A must for fans of the work of author Martina Cole, and with plenty in the tank to entertain those who simply enjoy gritty crime drama, The Runaway
is a story that pulls very few punches. Spread across six episodes, it’s set in the late 1960s, and follows two youngsters, Cathy and Eamonn, as they’re brought up in the East End of London.
As you might expect, things aren’t easy for the characters in The Runaway. Cathy is the daughter of a prostitute, while Eamonn is lured into a life of crime. Yet what bonds them together is what they both have to do when the chips are down. And one event, as is often the way, has ramifications.
The Runaway is about as far away from a glossy television thriller as it’s really possible to get. And there’s little doubt that the programme earns that 18 certificate that adorns the box. Yet there’s a strong, grown-up drama here, and it’s livened by some terrific performances.
The two leads, for instance, are excellent. Jack O’Connell, best known from Skins, and Joanna Vanderham, who has a bright future ahead of her, take the main roles, and handle them well. Meanwhile, there’s compelling work too from Keith Allen and Alan Cumming. Between them all, there’s a constant compulsion to see what happens next.
The high definition upgrade afforded by the Blu-ray release is worth a look. The Runaway punches above what you might expect of television values, and while the picture is hardly bright and bubbly, the downbeat world of the drama comes across strongly in 1080p.
It’d be remiss to suggest that The Runaway breaks much in the way of new ground. But it’s strong drama, well made, and if you can stomach it, it’s well worth your time. --Jon Foster
From the makers of the hit series The Take

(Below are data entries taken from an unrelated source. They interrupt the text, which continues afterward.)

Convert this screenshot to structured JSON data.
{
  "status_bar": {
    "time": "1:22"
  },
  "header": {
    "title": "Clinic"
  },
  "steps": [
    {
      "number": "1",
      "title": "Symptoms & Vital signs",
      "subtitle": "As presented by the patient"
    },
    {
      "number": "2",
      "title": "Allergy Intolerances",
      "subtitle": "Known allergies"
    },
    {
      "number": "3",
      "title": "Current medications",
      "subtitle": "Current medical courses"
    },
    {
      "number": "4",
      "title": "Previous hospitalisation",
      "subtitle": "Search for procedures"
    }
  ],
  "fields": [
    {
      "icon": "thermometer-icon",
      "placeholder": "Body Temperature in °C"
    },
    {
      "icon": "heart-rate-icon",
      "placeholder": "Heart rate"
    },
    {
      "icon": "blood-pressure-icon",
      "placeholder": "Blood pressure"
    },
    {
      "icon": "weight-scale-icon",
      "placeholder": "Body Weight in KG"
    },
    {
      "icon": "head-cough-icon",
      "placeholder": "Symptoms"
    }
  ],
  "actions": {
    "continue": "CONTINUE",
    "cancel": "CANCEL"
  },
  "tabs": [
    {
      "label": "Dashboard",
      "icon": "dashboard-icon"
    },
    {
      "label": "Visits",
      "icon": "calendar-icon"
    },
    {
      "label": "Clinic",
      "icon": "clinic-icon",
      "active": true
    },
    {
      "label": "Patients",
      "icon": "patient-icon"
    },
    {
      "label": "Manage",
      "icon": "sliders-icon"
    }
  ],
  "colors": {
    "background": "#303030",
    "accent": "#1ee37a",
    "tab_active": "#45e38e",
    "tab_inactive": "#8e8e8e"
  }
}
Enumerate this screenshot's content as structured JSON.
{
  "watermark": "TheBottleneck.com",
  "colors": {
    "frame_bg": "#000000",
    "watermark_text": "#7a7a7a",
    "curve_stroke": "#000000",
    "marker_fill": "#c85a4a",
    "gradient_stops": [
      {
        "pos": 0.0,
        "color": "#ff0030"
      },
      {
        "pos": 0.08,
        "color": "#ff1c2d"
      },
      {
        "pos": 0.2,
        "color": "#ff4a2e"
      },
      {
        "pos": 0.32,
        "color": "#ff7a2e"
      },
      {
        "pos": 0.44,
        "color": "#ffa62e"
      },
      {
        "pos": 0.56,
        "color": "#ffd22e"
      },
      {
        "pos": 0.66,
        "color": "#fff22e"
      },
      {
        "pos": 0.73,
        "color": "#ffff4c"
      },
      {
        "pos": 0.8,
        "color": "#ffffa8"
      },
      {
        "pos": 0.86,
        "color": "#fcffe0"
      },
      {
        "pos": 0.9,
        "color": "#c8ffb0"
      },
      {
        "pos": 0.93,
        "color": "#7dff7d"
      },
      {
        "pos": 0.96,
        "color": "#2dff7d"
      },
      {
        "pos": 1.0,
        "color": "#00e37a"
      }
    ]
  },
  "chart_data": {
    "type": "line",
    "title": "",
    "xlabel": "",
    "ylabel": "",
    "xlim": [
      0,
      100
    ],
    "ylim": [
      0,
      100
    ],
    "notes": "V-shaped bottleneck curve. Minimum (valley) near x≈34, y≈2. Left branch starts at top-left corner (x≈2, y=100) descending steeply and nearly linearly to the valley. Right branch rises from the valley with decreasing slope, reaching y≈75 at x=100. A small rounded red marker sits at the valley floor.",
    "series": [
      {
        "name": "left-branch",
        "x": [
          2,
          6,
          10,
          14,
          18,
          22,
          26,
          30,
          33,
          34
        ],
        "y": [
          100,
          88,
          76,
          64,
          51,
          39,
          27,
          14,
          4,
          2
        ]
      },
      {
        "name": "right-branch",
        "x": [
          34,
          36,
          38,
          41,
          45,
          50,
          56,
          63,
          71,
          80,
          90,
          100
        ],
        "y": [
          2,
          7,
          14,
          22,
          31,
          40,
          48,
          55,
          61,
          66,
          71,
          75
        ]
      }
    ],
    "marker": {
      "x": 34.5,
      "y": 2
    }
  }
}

, the latest tale of crime and corruption from best-selling crime writer Martina Cole follows the lives of two childhood sweethearts. Cathy Connor and Eamonn Docherty are brought up together in the East End. As the daughter of a prostitute, Cathy's life is difficult, especially when everyone assumes that she will be following in her mother's footsteps. But when Cathy is forced to protect her mother from a violent attack by a punter it changes her life forever. Cathy is taken into care but she suffers institutional abuse which leaves her with no choice but to run away. She ends up destitute, on the streets of Soho when Desrae, a transvestite, unexpectedly comes to her rescue. Meanwhile, Eamonn is rising up the ranks of the East End criminal underworld.